Step 1 : Build an API home page
Your API consumers should start at a single URL http://awesomecompany.com/api and that should be the only URL that your consumers should hard code into their application.
Step 2 : Fill the home page with links to your top level resources
The home page should contains a list of URI templates of all the places the consumer can go next. API consumers shouldn’t just use a Web API, they should surf the API.
Each link needs to be identified in some way. How depends to a certain extent on the media type you use, but in the XML world, the “rel” attribute otherwise know as a link relation is becoming the standard way to convey meaning to a link between two resources.
Step 3: Link the rest of your resources together in the way that makes the most sense to you.
Not only should your top level document link to available resources, but so should each resource link to some other resource. The intent is to build a web of links between your resources to allow the client developer to surf your entire API.
Step 4: Decide on the lifetime for every resource.
Every resource should be considered for how often that resource changes. In the case of a home page, you might decide to allowing it to last for 24 hours before becoming stale. Other resources you may want consider them current for a few seconds. Caching is an incredibly powerful tool that will allow a great deal of control over the scaling of your API. Caching can happen on the client and it can also happen on the server and responses should be tuned to take advantage of both types.
Step 5: Setup the infrastructure to measure how the API is being used.
Without this infrastructure in place early, you will not be able to react to unforeseen usages to ensure that the clients are getting the data they want with the minimum amount of effort from your API.
Step 6: Setup some kind of feedback mechanism for your users.
Discussion forums, UserVoice, wikis, there are wealth of ways that you can accept feedback. The critical thing is to ensure your users are aware that you are listening and acting upon that feedback.
Step 7: Teach your consumers how to use your API without creating unnecessary coupling.
Provide sample code that shows users how to “surf your API”. Explain why they should not construct URLs. Show them how to resolve your URI templates and describe the parameters you use. Provide the specifications for any custom media types. Describe the link relations that you use.
In the coming weeks I will be showing a sample API that follows the recommendations that I have made here. It has been built using the newly released Microsoft Web API library. This library is important because it faithfully exposes HTTP as an application protocol.
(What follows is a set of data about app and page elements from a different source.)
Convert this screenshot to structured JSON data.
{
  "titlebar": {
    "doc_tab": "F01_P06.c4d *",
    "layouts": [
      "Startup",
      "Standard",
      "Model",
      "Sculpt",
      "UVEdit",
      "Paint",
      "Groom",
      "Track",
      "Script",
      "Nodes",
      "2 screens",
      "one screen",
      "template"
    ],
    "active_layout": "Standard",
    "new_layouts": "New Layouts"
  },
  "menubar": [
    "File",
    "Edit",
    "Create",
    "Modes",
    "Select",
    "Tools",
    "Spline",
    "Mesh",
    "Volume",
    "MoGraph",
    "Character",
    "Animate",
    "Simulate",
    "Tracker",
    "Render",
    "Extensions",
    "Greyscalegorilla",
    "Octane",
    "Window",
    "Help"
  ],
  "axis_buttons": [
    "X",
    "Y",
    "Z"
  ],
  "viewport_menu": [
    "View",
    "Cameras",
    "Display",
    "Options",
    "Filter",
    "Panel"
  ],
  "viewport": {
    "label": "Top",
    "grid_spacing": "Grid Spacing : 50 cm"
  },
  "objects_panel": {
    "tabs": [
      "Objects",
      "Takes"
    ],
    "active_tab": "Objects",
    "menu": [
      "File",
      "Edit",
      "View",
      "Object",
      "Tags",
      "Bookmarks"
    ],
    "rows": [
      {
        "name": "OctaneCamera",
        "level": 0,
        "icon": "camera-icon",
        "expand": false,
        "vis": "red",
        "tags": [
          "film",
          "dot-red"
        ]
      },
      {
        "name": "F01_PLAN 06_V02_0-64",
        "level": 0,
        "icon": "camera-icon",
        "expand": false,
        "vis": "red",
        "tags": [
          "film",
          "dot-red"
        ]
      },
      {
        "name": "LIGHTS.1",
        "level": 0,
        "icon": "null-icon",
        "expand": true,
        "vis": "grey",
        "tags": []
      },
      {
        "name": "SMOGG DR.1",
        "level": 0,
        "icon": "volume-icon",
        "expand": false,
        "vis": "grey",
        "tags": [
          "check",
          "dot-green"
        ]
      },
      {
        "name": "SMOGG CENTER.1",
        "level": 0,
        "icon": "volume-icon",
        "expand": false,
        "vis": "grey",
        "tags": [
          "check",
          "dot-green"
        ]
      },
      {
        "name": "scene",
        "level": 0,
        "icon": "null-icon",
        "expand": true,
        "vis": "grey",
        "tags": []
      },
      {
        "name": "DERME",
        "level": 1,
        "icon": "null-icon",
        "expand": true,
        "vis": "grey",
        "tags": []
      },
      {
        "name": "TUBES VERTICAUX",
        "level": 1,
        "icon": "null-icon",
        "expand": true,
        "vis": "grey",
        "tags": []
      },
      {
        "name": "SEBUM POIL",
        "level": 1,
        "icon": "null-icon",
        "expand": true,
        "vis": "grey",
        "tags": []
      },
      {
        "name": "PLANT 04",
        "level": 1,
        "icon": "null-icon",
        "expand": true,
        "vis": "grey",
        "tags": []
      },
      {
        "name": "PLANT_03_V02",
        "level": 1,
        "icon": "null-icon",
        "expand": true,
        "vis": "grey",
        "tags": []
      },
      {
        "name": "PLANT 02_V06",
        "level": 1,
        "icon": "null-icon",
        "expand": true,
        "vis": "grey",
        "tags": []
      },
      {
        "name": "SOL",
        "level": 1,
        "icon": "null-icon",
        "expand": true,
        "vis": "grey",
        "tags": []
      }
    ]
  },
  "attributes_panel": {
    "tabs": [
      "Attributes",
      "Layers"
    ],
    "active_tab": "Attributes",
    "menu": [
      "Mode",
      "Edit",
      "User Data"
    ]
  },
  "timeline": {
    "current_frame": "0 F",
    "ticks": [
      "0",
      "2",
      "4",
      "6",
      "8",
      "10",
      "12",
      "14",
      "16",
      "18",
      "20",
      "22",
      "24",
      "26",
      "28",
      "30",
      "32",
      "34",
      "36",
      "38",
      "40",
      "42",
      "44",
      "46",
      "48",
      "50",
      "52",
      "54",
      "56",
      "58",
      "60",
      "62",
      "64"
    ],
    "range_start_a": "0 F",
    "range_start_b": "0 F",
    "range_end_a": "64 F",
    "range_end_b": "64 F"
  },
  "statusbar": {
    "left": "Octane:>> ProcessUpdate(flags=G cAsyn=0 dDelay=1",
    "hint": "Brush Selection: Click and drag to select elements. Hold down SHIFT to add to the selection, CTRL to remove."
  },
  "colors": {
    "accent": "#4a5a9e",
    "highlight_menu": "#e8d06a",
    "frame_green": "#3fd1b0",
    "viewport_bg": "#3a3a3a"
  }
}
It allows us to take full advantage of HTTP to build APIs that scale the way the web was intended to. This library is just an add-on to the .Net 4 framework that can easily installed as a NuGet. No service-pack required!
Also, I will be building client code that uses my RESTAgent library which builds on top of the HttpClient that is in Microsoft’s Web API library.
While you are waiting for me to write those posts, can I suggest you take a look of some of these great resources relating to web API design:
A RESTful Hypermedia API in Three Easy Steps - http://www.amundsen.com/blog/archives/1041
Presentation by Jon Moore from Comcast on building Hypermedia APIs. http://oredev.org/2010/sessions/hypermedia-apis
Hal: a hypermedia media type - http://restafari.blogspot.com/2010/10/evolving-hal.html
and there are lots more interesting videos here : http://code.google.com/p/implementing-rest/wiki/Video